Aim of the task: Only lines containing the string "thumbnail" belong in the answer; copy all of them from the entries.

Provided information:

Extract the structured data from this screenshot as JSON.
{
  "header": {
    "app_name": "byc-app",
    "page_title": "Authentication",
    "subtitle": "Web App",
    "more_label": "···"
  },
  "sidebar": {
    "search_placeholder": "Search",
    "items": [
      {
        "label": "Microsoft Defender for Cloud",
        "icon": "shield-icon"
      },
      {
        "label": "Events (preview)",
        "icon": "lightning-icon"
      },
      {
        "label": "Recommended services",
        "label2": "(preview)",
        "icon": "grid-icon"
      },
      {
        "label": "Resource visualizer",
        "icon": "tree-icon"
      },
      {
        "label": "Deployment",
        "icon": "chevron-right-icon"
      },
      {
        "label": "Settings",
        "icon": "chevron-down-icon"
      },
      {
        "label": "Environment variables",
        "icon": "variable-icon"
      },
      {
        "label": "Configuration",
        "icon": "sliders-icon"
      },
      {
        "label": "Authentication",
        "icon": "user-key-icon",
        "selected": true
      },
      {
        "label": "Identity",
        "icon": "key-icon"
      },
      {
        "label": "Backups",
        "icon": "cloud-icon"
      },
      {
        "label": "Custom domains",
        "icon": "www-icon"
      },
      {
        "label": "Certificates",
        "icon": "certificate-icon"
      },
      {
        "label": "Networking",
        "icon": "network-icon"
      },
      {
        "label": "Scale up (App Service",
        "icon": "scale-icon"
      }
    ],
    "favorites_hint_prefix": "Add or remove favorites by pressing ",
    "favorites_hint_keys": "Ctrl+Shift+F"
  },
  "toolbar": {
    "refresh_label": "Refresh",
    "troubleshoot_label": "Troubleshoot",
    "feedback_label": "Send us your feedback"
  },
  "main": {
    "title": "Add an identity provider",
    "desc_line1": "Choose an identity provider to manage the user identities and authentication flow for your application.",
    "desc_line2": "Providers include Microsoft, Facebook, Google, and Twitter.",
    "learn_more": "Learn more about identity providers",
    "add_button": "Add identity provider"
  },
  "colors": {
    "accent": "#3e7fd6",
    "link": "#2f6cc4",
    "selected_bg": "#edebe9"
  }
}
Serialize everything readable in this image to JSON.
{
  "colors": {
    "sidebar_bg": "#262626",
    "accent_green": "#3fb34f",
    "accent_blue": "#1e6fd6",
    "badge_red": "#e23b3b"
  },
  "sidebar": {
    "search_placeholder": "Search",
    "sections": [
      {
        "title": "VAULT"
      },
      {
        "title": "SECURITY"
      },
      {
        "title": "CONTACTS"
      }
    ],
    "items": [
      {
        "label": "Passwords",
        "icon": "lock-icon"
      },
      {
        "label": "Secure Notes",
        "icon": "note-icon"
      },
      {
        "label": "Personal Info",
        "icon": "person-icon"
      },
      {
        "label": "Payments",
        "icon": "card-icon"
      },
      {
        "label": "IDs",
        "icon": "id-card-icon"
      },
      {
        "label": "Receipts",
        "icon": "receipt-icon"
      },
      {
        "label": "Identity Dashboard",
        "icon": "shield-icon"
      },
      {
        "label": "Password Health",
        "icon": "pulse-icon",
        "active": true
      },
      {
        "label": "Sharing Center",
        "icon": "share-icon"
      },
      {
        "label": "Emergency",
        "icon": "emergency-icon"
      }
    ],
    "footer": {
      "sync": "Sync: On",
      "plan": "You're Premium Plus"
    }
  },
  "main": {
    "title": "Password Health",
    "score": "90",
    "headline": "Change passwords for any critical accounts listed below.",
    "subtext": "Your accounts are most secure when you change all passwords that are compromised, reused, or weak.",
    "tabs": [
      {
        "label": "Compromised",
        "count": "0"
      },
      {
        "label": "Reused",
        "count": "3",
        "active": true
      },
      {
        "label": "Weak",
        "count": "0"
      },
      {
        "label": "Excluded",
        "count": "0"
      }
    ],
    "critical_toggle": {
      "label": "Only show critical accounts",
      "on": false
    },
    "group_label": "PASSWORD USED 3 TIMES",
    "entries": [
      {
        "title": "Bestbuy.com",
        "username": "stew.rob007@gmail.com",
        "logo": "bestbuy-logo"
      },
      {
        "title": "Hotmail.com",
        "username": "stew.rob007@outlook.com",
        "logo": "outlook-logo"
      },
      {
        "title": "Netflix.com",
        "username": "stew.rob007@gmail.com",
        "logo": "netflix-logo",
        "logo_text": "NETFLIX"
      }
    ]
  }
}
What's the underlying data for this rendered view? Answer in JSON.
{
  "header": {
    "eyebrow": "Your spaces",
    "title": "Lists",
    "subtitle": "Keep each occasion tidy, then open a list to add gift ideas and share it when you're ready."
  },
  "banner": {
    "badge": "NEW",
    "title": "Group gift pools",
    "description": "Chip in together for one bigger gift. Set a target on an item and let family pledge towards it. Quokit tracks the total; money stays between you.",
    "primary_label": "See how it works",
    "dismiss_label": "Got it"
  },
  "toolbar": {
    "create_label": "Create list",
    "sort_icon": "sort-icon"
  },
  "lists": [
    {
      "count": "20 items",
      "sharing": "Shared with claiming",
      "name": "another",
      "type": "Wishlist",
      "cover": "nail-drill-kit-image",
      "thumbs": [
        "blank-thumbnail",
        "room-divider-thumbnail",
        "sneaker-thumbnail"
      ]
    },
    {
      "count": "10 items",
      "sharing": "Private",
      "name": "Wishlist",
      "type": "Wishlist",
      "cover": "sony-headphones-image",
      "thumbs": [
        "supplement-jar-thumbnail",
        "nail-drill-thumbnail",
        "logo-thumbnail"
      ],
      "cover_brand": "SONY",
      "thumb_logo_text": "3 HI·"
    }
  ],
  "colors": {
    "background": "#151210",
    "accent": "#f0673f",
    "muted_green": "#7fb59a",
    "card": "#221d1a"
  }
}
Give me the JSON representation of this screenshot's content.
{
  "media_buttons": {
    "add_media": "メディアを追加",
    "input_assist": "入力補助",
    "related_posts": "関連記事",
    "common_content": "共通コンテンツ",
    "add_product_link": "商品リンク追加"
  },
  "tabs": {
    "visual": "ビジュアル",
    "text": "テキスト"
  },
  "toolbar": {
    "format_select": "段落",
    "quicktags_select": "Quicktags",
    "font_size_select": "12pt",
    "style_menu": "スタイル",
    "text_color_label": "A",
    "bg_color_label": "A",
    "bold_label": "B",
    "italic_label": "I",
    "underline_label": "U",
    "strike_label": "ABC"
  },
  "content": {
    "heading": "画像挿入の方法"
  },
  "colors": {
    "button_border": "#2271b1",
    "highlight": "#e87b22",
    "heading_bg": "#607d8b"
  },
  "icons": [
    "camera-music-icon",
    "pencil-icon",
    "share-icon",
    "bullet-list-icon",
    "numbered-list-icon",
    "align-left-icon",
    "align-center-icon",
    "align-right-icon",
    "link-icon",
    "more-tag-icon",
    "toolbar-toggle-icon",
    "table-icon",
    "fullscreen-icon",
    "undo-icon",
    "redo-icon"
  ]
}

Exercise solution:
        "blank-thumbnail",
        "room-divider-thumbnail",
        "sneaker-thumbnail"
        "supplement-jar-thumbnail",
        "nail-drill-thumbnail",
        "logo-thumbnail"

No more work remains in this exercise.